Brown, who's currently on tour with his group New Edition, vacated the New Hope Baptist Church in Newark, N.J., after he was told that the church couldn't accommodate him and his entourage.
Also read: Whitney Houston Funeral: Stevie Wonder, R. Kelly Perform; Kevin Costner Speaks
The Rev. Jesse Jackson, who was in attendance at Houston's funeral, told CNN that Brown and his entourage of "four or five people" took seats in the front row, but were told that the row was reserved for family only. They were asked to move, Jackson said, but there wasn't room at the invitation-only service to seat them elsewhere.
"That was a very difficult moment for all of us; we wanted him to stay," Jackson said. "It seems they could have accommodated him better than they did."
The Rev. Al Sharpton, also in attendance, tweeted from the site that he attempted to keep the peace during the dispute.
"I am at Whitney's funeral. I spoke with Bobby Brown trying to calm him down and not distract from the services," Sharpton wrote. "Today is about Whitney!"
Sharpton softened his stance in a tweet following the funeral.
"We are out of the service," Sharpton wrote. "I don't want anyone distorting Bobby Brown.
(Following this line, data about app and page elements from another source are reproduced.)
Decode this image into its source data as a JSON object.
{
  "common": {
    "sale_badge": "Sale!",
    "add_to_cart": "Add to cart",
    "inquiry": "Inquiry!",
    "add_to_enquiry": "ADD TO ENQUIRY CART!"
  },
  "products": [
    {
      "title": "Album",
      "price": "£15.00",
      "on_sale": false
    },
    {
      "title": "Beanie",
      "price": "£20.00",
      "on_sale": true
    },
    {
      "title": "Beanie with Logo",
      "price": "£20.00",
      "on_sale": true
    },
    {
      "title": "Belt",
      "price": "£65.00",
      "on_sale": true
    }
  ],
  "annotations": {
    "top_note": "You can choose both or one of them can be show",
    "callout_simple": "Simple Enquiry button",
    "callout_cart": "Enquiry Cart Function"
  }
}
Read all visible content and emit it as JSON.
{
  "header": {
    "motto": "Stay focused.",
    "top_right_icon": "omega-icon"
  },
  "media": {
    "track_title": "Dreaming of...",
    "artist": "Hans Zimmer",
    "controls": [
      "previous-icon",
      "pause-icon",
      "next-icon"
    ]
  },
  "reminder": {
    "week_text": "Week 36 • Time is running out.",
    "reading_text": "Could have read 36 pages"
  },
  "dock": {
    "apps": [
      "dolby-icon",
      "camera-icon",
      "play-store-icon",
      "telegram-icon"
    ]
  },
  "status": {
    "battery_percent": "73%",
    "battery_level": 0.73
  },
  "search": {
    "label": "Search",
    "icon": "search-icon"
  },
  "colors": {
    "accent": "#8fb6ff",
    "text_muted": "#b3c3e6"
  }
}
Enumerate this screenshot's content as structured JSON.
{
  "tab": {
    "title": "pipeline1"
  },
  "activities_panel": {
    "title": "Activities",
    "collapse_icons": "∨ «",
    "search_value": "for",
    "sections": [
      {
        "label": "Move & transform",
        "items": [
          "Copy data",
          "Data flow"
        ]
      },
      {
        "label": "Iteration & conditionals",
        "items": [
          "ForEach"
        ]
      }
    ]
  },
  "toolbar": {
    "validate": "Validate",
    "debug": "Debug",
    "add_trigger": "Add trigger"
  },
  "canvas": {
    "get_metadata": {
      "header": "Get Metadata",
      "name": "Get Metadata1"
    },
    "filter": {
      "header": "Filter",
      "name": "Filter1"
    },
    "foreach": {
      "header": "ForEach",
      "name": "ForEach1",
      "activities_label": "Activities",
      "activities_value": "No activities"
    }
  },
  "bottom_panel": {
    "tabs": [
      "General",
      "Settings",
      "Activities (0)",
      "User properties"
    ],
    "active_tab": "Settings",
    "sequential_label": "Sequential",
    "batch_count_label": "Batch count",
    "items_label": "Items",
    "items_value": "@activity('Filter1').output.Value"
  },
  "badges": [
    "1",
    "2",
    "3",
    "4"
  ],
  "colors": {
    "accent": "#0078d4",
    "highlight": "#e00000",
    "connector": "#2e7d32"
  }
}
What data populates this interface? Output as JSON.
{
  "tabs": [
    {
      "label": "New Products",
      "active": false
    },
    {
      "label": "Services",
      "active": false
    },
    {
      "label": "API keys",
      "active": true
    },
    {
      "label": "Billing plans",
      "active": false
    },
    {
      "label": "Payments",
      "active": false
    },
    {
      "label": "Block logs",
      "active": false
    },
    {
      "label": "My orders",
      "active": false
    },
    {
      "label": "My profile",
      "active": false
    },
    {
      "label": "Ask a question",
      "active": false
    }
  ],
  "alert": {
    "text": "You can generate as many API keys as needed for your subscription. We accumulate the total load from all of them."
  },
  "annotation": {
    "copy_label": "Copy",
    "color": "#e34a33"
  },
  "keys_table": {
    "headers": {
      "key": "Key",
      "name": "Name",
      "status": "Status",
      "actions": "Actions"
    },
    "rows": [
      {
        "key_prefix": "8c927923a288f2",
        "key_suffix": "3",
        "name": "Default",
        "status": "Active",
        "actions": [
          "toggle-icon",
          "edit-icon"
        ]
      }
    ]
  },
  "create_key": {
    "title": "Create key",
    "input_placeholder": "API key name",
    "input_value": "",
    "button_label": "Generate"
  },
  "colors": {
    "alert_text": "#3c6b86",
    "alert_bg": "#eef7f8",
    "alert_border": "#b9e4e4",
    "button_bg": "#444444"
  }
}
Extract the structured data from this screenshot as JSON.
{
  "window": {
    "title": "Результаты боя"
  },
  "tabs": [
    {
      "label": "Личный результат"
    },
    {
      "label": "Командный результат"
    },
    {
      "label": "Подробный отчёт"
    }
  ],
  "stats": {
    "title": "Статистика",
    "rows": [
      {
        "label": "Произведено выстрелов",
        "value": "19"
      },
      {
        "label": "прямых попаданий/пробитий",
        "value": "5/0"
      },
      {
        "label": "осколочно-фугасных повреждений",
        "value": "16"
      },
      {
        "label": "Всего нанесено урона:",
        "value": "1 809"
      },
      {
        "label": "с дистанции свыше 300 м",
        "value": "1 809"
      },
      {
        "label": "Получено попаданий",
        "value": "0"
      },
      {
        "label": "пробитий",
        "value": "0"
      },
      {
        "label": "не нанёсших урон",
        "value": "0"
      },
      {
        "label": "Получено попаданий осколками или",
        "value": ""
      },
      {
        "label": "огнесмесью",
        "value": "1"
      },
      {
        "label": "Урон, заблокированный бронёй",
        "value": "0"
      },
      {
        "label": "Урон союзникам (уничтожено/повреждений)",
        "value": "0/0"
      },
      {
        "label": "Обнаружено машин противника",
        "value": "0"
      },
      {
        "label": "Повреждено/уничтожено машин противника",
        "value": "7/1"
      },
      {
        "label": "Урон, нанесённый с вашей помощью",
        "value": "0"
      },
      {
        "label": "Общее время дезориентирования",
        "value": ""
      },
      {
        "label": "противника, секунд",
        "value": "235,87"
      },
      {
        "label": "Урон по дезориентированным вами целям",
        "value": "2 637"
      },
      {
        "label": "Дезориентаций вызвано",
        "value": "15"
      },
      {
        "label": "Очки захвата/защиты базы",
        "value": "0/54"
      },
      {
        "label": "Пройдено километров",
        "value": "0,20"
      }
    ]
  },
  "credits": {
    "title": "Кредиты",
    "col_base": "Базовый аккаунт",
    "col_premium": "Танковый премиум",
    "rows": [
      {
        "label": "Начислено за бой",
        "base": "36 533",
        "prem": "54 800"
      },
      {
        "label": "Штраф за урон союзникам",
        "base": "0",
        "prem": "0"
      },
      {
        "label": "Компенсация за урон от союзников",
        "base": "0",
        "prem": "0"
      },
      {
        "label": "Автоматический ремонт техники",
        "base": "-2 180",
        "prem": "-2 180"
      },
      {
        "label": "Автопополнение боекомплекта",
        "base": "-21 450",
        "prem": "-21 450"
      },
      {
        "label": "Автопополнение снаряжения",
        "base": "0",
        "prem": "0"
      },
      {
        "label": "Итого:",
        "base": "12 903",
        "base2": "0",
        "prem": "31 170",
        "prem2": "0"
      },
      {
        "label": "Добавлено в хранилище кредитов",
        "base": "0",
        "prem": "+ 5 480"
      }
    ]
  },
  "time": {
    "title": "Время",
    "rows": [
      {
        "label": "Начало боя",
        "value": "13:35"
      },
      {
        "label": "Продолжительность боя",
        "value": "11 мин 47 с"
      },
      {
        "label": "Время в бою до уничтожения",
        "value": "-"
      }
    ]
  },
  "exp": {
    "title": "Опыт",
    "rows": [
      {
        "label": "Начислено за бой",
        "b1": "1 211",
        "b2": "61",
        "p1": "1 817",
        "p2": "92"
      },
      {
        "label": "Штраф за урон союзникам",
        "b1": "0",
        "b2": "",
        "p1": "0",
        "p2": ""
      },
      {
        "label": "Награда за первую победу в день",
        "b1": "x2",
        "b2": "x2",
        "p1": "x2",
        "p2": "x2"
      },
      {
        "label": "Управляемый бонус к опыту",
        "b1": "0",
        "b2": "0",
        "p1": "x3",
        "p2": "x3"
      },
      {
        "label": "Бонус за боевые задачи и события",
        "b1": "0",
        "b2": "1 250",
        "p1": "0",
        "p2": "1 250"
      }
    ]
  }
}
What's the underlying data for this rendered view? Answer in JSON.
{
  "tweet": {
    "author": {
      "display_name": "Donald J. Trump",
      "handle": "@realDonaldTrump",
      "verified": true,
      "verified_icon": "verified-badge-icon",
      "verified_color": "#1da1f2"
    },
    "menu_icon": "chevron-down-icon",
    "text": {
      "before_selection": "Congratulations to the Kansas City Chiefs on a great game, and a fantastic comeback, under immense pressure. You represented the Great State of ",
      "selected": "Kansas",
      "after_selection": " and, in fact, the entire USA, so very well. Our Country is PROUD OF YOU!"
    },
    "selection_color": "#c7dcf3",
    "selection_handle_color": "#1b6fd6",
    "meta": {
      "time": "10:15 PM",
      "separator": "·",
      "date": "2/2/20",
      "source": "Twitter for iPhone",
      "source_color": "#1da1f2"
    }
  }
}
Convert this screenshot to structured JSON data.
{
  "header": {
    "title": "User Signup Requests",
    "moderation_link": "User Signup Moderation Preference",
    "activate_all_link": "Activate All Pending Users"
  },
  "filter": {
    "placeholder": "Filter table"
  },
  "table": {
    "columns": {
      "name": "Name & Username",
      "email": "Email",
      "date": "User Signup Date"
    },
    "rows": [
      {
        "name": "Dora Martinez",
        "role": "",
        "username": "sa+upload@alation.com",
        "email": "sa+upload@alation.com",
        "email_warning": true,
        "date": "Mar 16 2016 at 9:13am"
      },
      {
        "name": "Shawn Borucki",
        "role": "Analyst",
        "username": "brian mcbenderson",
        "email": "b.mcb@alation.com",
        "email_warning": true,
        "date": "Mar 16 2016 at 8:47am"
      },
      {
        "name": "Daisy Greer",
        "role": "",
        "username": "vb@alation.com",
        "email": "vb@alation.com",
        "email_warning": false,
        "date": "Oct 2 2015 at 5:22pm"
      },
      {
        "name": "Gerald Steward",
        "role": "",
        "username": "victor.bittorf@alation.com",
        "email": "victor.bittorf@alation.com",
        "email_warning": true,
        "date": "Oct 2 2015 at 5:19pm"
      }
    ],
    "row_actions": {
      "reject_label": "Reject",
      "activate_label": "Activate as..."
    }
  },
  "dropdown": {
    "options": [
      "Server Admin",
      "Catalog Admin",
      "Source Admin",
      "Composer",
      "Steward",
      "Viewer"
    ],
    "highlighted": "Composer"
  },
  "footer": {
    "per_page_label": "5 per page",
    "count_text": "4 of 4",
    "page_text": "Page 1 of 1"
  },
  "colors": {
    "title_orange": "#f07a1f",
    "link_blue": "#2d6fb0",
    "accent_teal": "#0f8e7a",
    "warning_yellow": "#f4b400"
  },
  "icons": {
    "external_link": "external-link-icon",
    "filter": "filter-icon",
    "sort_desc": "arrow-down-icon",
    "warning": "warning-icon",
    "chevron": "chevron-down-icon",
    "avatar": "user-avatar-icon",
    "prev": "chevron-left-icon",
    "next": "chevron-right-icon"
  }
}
He has shown love and respect today. Stop hatin'."
Sharpton reiterated his support for Brown to CNN after the funeral, saying, "Bobby did nothing but show love and respect for the memory of Whitney and his daughter … I spoke to Bobby, he said all he wanted to do was show respect and love."
In a statement, Brown said that he was asked to move on three separate occasions, and was prevented from seeing his daughter, Bobbi Kristina, at the funeral.
"I doubt Whitney would have wanted this to occur," Brown's statement reads, according to CNN. "I will continue to pay my respects to my ex-wife the best way I know how."
Brown's tour takes him to Uncasville, Ct., on Saturday night. Coincidentally, the tour will bring Brown back to Newark on Sunday.